- **Entries taken from a collection**
__________

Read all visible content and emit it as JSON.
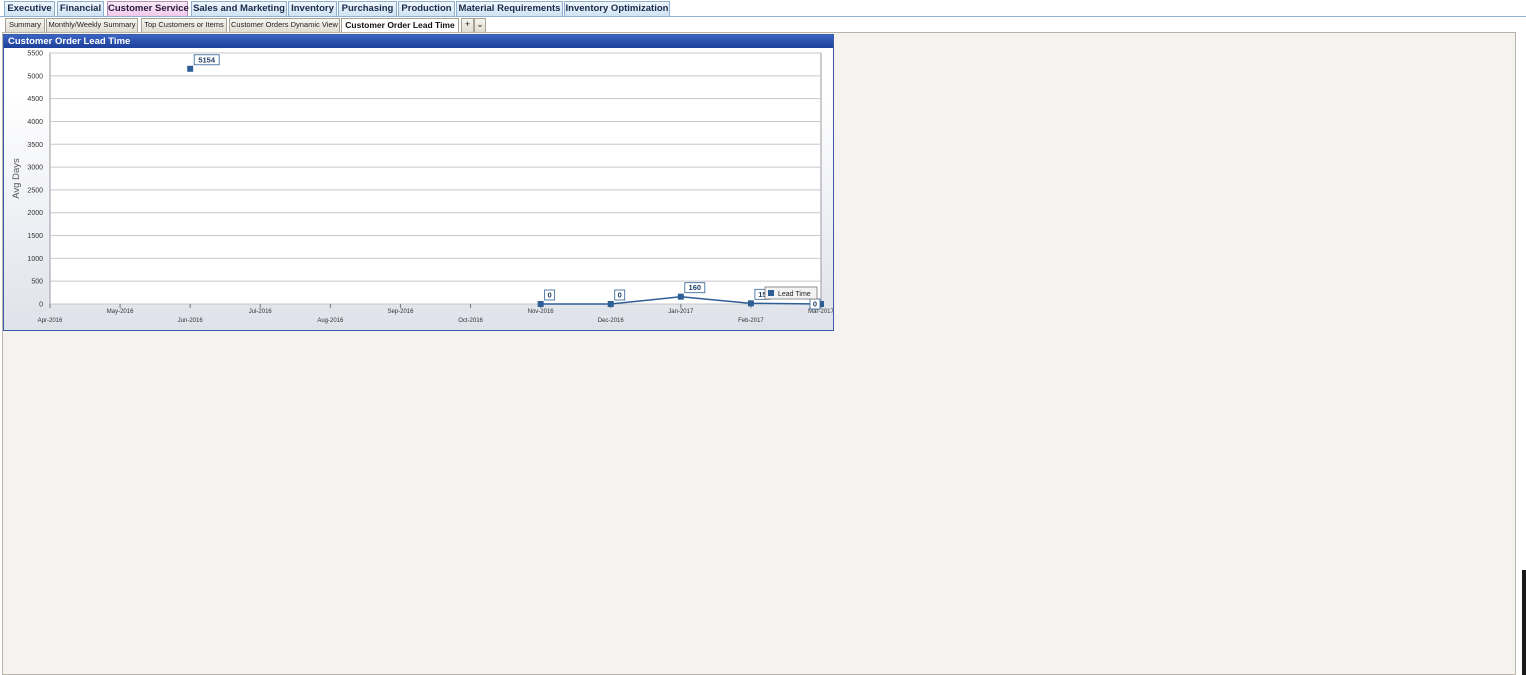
{
  "top_tabs": [
    "Executive",
    "Financial",
    "Customer Service",
    "Sales and Marketing",
    "Inventory",
    "Purchasing",
    "Production",
    "Material Requirements",
    "Inventory Optimization"
  ],
  "sub_tabs": [
    "Summary",
    "Monthly/Weekly Summary",
    "Top Customers or Items",
    "Customer Orders Dynamic View",
    "Customer Order Lead Time"
  ],
  "sub_tab_add": "+",
  "sub_tab_menu": "⌄",
  "panel_title": "Customer Order Lead Time",
  "colors": {
    "series": "#2e5e96",
    "header": "#2a4fad",
    "active_tab": "#f1c9ea"
  },
  "chart_data": {
    "type": "line",
    "title": "",
    "xlabel": "",
    "ylabel": "Avg Days",
    "ylim": [
      0,
      5500
    ],
    "y_ticks": [
      0,
      500,
      1000,
      1500,
      2000,
      2500,
      3000,
      3500,
      4000,
      4500,
      5000,
      5500
    ],
    "categories": [
      "Apr-2016",
      "May-2016",
      "Jun-2016",
      "Jul-2016",
      "Aug-2016",
      "Sep-2016",
      "Oct-2016",
      "Nov-2016",
      "Dec-2016",
      "Jan-2017",
      "Feb-2017",
      "Mar-2017"
    ],
    "grid": true,
    "legend": "bottom-right",
    "series": [
      {
        "name": "Lead Time",
        "points": [
          {
            "x": "Jun-2016",
            "y": 5154,
            "label": "5154"
          },
          {
            "x": "Nov-2016",
            "y": 0,
            "label": "0"
          },
          {
            "x": "Dec-2016",
            "y": 0,
            "label": "0"
          },
          {
            "x": "Jan-2017",
            "y": 160,
            "label": "160"
          },
          {
            "x": "Feb-2017",
            "y": 15,
            "label": "15"
          },
          {
            "x": "Mar-2017",
            "y": 0,
            "label": "0"
          }
        ]
      }
    ]
  }
}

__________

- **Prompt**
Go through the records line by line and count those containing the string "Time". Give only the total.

- **Output for this exercise**
3